## WORK TO COMPLETE
Across the listing below, work out how many lines include the word "catálogo". Give the number alone.

## MATERIAL PROVIDED

--- START ---

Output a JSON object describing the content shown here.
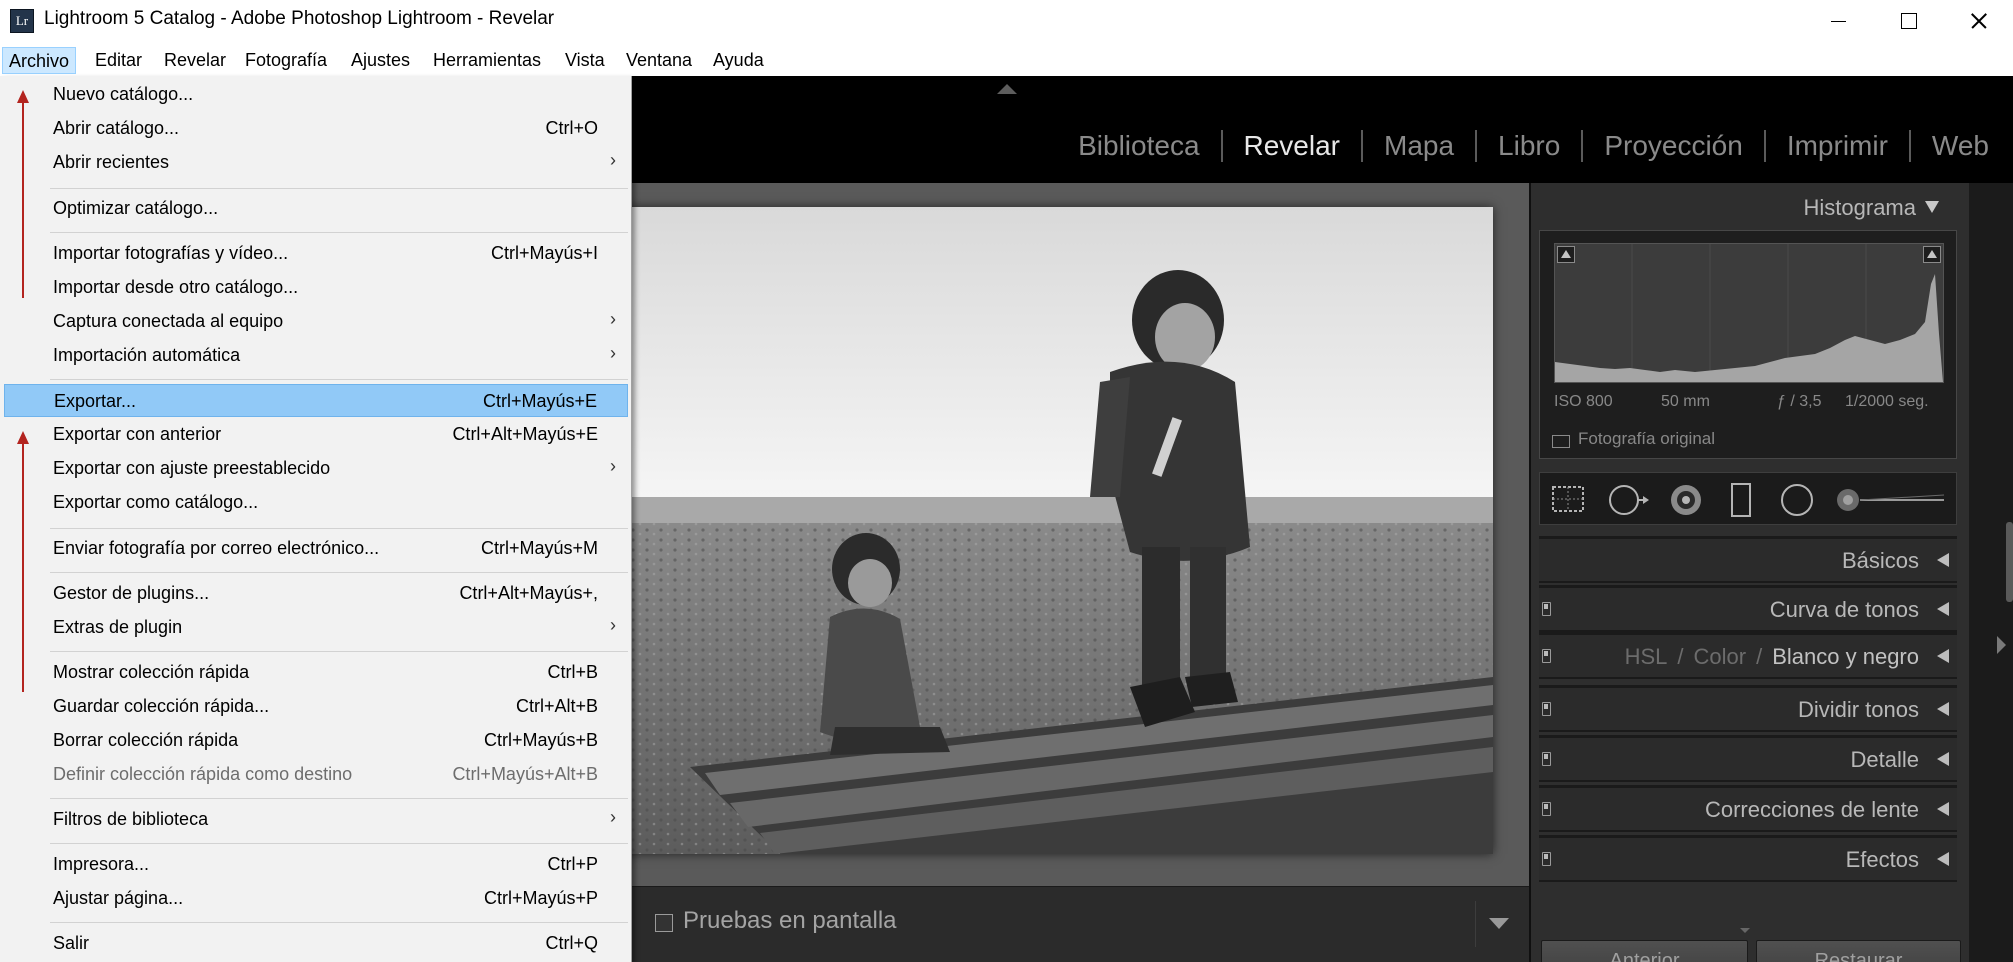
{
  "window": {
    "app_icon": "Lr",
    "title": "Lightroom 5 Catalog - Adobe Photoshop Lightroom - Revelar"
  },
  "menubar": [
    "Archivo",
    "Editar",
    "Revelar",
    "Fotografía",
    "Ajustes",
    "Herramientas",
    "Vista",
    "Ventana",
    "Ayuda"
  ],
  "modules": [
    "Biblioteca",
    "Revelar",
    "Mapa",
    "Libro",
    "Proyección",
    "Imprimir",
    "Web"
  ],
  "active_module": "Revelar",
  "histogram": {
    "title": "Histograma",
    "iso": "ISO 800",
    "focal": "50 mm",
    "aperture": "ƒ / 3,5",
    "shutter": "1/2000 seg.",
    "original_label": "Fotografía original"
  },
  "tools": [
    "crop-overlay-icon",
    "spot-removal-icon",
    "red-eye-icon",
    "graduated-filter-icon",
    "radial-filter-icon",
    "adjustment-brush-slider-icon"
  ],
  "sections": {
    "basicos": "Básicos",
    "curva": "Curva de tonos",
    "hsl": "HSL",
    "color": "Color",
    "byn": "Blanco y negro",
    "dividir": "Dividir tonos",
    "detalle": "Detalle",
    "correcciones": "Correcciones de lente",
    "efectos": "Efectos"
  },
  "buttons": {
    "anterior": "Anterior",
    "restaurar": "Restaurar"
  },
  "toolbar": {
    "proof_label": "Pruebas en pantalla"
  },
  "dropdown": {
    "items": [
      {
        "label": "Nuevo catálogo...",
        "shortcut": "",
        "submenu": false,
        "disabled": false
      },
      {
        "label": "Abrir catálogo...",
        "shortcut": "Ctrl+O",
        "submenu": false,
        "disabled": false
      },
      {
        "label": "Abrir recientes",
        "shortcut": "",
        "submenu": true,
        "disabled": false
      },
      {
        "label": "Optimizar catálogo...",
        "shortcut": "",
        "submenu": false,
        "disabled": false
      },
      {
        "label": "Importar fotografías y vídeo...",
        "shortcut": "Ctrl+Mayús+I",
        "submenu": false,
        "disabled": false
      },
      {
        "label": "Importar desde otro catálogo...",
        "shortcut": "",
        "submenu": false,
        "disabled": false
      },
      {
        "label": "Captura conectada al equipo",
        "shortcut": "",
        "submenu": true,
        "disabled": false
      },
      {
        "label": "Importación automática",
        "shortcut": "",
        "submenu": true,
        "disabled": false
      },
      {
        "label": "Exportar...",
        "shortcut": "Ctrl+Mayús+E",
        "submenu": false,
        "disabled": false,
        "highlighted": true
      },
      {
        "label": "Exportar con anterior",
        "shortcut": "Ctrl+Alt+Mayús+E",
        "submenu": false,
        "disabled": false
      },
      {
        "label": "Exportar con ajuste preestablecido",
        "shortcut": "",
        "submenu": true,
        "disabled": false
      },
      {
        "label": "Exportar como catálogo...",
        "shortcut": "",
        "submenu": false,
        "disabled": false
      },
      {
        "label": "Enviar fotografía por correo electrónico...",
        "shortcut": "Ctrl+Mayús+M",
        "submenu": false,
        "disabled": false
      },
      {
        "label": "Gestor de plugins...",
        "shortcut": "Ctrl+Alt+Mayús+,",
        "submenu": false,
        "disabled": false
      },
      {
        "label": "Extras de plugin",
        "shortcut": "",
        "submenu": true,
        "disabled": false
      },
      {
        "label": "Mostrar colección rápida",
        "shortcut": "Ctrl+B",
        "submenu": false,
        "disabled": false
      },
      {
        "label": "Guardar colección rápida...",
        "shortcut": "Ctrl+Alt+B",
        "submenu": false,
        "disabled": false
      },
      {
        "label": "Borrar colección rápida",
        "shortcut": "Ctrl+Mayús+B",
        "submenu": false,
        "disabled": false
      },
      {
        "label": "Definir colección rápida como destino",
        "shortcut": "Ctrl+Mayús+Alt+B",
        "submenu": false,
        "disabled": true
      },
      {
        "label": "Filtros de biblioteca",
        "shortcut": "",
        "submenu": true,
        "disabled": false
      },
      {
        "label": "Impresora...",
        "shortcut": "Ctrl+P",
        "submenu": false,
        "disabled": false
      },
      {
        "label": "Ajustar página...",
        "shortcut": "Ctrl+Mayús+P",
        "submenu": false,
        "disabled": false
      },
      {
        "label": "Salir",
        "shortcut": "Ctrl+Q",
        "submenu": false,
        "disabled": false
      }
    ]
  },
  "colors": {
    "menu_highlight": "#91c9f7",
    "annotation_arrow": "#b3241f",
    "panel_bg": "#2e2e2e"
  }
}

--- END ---
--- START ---

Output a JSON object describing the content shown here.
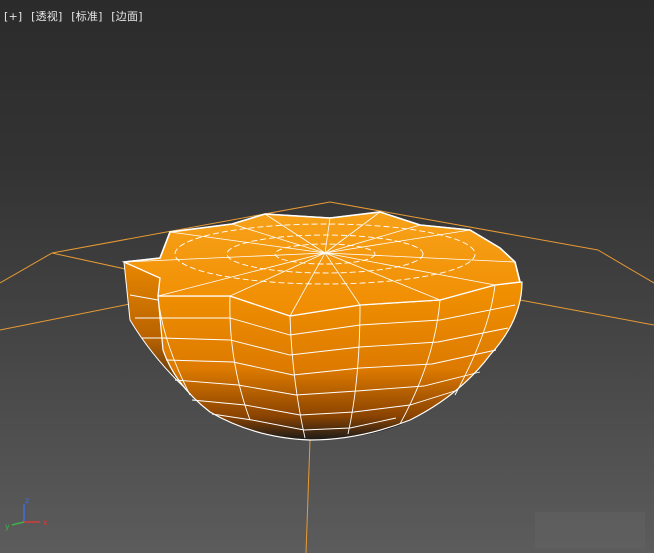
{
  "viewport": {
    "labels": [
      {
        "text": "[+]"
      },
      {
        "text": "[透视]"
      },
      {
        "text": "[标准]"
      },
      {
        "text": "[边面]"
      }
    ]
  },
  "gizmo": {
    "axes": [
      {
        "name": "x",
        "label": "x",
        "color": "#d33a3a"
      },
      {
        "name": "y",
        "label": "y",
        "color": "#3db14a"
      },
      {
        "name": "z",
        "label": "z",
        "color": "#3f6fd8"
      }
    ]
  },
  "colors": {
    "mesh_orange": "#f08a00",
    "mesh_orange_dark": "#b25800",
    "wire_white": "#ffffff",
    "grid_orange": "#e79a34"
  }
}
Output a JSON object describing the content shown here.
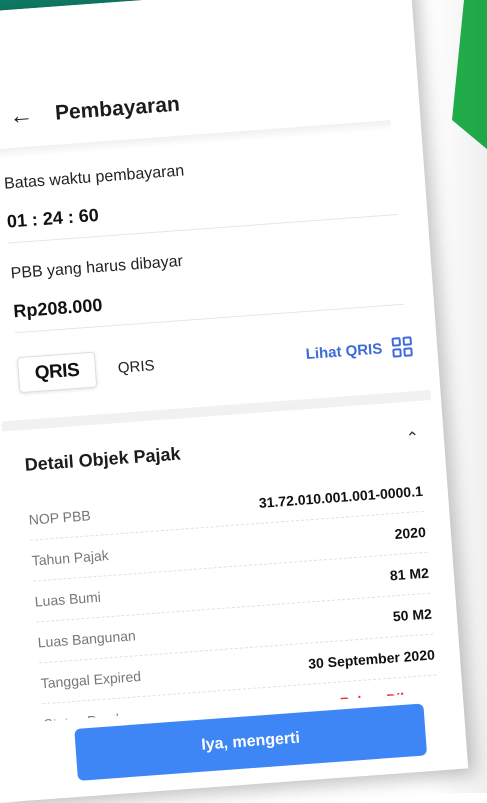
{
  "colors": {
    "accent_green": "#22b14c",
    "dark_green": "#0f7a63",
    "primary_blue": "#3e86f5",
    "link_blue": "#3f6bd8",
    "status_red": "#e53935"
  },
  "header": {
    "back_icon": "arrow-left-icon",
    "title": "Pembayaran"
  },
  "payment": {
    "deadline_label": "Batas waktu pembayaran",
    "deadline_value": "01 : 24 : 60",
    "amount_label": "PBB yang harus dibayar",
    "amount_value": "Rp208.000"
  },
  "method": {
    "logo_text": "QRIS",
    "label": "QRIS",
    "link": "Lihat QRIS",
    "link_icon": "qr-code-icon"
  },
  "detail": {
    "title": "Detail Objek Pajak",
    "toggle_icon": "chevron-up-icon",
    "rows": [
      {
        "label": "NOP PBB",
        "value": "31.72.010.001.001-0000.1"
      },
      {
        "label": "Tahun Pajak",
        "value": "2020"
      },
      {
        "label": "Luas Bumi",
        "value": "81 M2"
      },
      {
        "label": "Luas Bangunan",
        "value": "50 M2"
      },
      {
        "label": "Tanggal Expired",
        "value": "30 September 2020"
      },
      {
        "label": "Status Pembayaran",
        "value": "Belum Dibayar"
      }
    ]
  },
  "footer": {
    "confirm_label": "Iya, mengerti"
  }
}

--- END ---

## TASK ANSWER
5